What you will do »
Extract every entry word for word.
▬▬▬▬▬▬
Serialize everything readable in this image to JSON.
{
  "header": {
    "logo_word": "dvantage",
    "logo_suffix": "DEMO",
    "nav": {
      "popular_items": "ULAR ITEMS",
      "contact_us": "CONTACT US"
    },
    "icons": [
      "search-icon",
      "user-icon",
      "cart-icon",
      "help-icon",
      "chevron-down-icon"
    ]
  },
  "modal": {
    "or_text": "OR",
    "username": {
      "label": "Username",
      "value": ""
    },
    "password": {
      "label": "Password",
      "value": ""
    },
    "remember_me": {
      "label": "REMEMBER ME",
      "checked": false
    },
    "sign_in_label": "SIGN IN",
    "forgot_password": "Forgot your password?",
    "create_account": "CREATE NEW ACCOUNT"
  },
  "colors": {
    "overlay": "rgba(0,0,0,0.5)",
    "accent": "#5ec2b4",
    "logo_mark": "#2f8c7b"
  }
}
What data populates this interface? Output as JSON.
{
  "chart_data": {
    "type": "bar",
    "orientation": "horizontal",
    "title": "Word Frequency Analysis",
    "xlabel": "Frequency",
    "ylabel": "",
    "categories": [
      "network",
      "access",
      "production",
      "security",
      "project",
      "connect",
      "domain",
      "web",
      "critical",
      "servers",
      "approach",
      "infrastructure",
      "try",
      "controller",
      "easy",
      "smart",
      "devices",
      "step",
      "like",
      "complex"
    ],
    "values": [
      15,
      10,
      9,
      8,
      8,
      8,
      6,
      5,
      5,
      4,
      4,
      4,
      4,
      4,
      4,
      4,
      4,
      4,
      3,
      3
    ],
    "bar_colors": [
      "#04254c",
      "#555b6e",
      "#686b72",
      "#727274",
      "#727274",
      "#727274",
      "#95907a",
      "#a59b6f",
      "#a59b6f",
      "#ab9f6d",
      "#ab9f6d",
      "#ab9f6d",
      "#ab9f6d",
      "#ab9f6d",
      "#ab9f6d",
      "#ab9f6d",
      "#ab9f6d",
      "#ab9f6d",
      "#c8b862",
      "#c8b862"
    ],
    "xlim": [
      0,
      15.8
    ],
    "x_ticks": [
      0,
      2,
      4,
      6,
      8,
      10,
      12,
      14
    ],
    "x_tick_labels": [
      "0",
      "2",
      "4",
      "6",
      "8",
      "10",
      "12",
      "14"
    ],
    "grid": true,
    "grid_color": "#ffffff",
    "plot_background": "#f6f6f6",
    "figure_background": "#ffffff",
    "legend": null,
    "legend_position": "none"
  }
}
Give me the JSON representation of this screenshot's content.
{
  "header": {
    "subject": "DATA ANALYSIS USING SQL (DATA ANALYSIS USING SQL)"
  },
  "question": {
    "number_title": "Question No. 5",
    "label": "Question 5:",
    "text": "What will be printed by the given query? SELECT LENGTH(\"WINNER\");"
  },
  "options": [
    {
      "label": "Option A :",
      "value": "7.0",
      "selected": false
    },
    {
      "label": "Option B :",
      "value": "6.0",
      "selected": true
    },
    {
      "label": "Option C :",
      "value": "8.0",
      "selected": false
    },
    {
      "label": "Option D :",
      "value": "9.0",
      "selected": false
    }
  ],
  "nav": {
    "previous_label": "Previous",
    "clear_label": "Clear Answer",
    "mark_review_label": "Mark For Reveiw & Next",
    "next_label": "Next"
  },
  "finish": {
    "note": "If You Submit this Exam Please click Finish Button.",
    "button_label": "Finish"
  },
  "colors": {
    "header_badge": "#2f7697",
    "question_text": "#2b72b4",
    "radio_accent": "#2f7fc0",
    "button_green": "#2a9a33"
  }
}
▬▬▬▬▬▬
Answer area »
Serialize everything readable in this image to JSON.
{
  "header": {
    "logo_word": "dvantage",
    "logo_suffix": "DEMO",
    "nav": {
      "popular_items": "ULAR ITEMS",
      "contact_us": "CONTACT US"
    },
    "icons": [
      "search-icon",
      "user-icon",
      "cart-icon",
      "help-icon",
      "chevron-down-icon"
    ]
  },
  "modal": {
    "or_text": "OR",
    "username": {
      "label": "Username",
      "value": ""
    },
    "password": {
      "label": "Password",
      "value": ""
    },
    "remember_me": {
      "label": "REMEMBER ME",
      "checked": false
    },
    "sign_in_label": "SIGN IN",
    "forgot_password": "Forgot your password?",
    "create_account": "CREATE NEW ACCOUNT"
  },
  "colors": {
    "overlay": "rgba(0,0,0,0.5)",
    "accent": "#5ec2b4",
    "logo_mark": "#2f8c7b"
  }
}
What data populates this interface? Output as JSON.
{
  "chart_data": {
    "type": "bar",
    "orientation": "horizontal",
    "title": "Word Frequency Analysis",
    "xlabel": "Frequency",
    "ylabel": "",
    "categories": [
      "network",
      "access",
      "production",
      "security",
      "project",
      "connect",
      "domain",
      "web",
      "critical",
      "servers",
      "approach",
      "infrastructure",
      "try",
      "controller",
      "easy",
      "smart",
      "devices",
      "step",
      "like",
      "complex"
    ],
    "values": [
      15,
      10,
      9,
      8,
      8,
      8,
      6,
      5,
      5,
      4,
      4,
      4,
      4,
      4,
      4,
      4,
      4,
      4,
      3,
      3
    ],
    "bar_colors": [
      "#04254c",
      "#555b6e",
      "#686b72",
      "#727274",
      "#727274",
      "#727274",
      "#95907a",
      "#a59b6f",
      "#a59b6f",
      "#ab9f6d",
      "#ab9f6d",
      "#ab9f6d",
      "#ab9f6d",
      "#ab9f6d",
      "#ab9f6d",
      "#ab9f6d",
      "#ab9f6d",
      "#ab9f6d",
      "#c8b862",
      "#c8b862"
    ],
    "xlim": [
      0,
      15.8
    ],
    "x_ticks": [
      0,
      2,
      4,
      6,
      8,
      10,
      12,
      14
    ],
    "x_tick_labels": [
      "0",
      "2",
      "4",
      "6",
      "8",
      "10",
      "12",
      "14"
    ],
    "grid": true,
    "grid_color": "#ffffff",
    "plot_background": "#f6f6f6",
    "figure_background": "#ffffff",
    "legend": null,
    "legend_position": "none"
  }
}
Give me the JSON representation of this screenshot's content.
{
  "header": {
    "subject": "DATA ANALYSIS USING SQL (DATA ANALYSIS USING SQL)"
  },
  "question": {
    "number_title": "Question No. 5",
    "label": "Question 5:",
    "text": "What will be printed by the given query? SELECT LENGTH(\"WINNER\");"
  },
  "options": [
    {
      "label": "Option A :",
      "value": "7.0",
      "selected": false
    },
    {
      "label": "Option B :",
      "value": "6.0",
      "selected": true
    },
    {
      "label": "Option C :",
      "value": "8.0",
      "selected": false
    },
    {
      "label": "Option D :",
      "value": "9.0",
      "selected": false
    }
  ],
  "nav": {
    "previous_label": "Previous",
    "clear_label": "Clear Answer",
    "mark_review_label": "Mark For Reveiw & Next",
    "next_label": "Next"
  },
  "finish": {
    "note": "If You Submit this Exam Please click Finish Button.",
    "button_label": "Finish"
  },
  "colors": {
    "header_badge": "#2f7697",
    "question_text": "#2b72b4",
    "radio_accent": "#2f7fc0",
    "button_green": "#2a9a33"
  }
}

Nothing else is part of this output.